Our book, The Unbreakable Miss Lovely: How the Church of Scientology tried to destroy Paulette Cooper, is on sale at Amazon in paperback, Kindle, and audiobook versions. We’ve posted photographs of Paulette and scenes from her life at a separate location. Reader Sookie put together a complete index. More information about the book, and our 2015 book tour, can also be found at the book’s dedicated page.
The Best of the Underground Bunker, 1995-2016 Just starting out here? We’ve picked out the most important stories we’ve covered here at the Undergound Bunker (2012-2016), The Village Voice (2008-2012), New Times Los Angeles (1999-2002) and the Phoenix New Times (1995-1999)
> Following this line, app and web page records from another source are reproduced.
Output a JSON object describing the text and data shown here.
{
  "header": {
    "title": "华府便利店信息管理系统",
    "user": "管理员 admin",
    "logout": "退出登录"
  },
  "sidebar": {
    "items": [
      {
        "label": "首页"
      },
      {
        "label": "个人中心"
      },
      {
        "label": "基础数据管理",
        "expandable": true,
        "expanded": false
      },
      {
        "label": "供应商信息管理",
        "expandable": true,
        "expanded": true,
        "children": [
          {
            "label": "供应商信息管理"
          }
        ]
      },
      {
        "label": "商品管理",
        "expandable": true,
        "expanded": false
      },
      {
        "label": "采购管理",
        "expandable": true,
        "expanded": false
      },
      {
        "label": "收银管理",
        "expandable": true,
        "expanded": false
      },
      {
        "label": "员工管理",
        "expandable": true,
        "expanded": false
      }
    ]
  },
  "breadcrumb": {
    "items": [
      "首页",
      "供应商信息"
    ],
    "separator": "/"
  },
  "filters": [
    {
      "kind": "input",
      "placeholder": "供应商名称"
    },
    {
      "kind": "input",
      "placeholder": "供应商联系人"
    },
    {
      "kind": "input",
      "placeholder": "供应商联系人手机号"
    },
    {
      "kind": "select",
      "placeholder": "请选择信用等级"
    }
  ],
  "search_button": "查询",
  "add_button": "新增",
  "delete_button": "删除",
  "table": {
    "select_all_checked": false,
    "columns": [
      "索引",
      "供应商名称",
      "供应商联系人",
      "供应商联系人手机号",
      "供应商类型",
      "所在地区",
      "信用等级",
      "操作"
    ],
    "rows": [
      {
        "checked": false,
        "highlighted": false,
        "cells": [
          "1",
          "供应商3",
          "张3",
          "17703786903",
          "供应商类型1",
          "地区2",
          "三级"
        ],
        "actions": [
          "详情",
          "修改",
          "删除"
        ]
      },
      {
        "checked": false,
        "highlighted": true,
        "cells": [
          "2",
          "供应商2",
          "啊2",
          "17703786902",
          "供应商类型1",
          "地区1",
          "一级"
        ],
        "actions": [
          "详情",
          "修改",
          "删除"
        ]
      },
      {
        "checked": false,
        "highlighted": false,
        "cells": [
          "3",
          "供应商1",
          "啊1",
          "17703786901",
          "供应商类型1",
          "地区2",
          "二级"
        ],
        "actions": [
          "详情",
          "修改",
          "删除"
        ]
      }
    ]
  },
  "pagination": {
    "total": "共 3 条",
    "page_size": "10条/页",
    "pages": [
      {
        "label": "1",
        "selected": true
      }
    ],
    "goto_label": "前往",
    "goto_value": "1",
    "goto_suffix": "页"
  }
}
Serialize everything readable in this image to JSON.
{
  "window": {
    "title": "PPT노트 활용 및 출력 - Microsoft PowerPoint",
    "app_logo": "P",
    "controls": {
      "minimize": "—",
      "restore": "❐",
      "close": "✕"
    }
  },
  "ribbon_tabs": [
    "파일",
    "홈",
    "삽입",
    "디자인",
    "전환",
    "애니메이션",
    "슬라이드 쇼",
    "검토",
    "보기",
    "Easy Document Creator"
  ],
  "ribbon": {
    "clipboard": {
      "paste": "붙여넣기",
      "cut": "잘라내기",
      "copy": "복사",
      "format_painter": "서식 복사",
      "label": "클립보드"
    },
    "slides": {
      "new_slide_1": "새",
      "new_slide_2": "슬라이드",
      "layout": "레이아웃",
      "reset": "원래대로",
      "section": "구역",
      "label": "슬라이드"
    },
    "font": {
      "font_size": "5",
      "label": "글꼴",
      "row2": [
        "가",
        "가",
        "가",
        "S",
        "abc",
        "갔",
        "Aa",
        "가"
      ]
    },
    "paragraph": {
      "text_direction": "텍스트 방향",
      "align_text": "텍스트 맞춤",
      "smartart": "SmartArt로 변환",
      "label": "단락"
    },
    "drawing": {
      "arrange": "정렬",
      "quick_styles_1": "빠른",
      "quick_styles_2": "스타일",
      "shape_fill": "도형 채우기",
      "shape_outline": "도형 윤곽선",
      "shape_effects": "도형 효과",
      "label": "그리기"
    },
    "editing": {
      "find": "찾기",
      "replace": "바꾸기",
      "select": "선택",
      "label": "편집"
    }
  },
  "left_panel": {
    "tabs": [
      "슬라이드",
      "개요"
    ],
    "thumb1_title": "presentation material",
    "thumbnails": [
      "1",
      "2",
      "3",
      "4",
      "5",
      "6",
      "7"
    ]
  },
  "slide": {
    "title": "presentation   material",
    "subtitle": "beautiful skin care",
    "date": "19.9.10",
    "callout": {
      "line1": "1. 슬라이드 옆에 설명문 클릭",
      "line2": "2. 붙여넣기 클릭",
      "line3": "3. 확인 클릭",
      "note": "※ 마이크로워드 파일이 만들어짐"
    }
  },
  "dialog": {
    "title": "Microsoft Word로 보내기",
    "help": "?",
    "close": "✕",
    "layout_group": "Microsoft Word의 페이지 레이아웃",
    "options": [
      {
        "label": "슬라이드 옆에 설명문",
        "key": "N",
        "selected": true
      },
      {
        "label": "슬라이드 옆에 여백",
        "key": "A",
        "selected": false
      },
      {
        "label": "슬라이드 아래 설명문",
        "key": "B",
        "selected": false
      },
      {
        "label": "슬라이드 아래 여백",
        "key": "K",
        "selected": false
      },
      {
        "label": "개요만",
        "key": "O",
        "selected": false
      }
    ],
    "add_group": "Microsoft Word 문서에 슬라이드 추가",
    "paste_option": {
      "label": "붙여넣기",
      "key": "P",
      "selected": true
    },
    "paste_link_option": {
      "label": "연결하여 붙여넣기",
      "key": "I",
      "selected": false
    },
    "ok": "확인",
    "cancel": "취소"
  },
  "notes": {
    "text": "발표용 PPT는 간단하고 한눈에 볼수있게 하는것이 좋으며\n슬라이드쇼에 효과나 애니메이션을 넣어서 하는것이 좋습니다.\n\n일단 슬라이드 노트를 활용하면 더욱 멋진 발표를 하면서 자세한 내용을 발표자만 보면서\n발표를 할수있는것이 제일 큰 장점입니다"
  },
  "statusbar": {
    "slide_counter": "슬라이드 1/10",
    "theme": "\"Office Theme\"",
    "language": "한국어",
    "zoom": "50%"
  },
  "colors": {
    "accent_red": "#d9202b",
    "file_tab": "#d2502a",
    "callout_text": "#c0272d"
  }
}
Learn about Scientology with our numerous series with experts…
BLOGGING DIANETICS: We read Scientology’s founding text cover to cover with the help of L.A. attorney and former church member Vance Woodward
UP THE BRIDGE: Claire Headley and Bruce Hines train us as Scientologists
GETTING OUR ETHICS IN: Jefferson Hawkins explains Scientology’s system of justice
SCIENTOLOGY MYTHBUSTING: Historian Jon Atack discusses key Scientology concepts
Other links: Shelly Miscavige, ten years gone | The Lisa McPherson story told in real time | The Cathriona White stories | The Leah Remini ‘Knowledge Reports’ | Hear audio of a Scientology excommunication | Scientology’s little day care of horrors | Whatever happened to Steve Fishman? | Felony charges for Scientology’s drug rehab scam | Why Scientology digs bomb-proof vaults in the desert | PZ Myers reads L. Ron Hubbard’s “A History of Man” | Scientology’s Master Spies | Scientology’s Private Dancer | The mystery of the richest Scientologist and his wayward sons | Scientology’s shocking mistreatment of the mentally ill | Scientology boasts about assistance from Google | The Underground Bunker’s Official Theme Song | The Underground Bunker FAQ
Our Guide to Alex Gibney’s film ‘Going Clear,’ and our pages about its principal figures…
Jason Beghe | Tom DeVocht | Sara Goldberg | Paul Haggis | Mark “Marty” Rathbun | Mike Rinder | Spanky Taylor | Hana Whitfield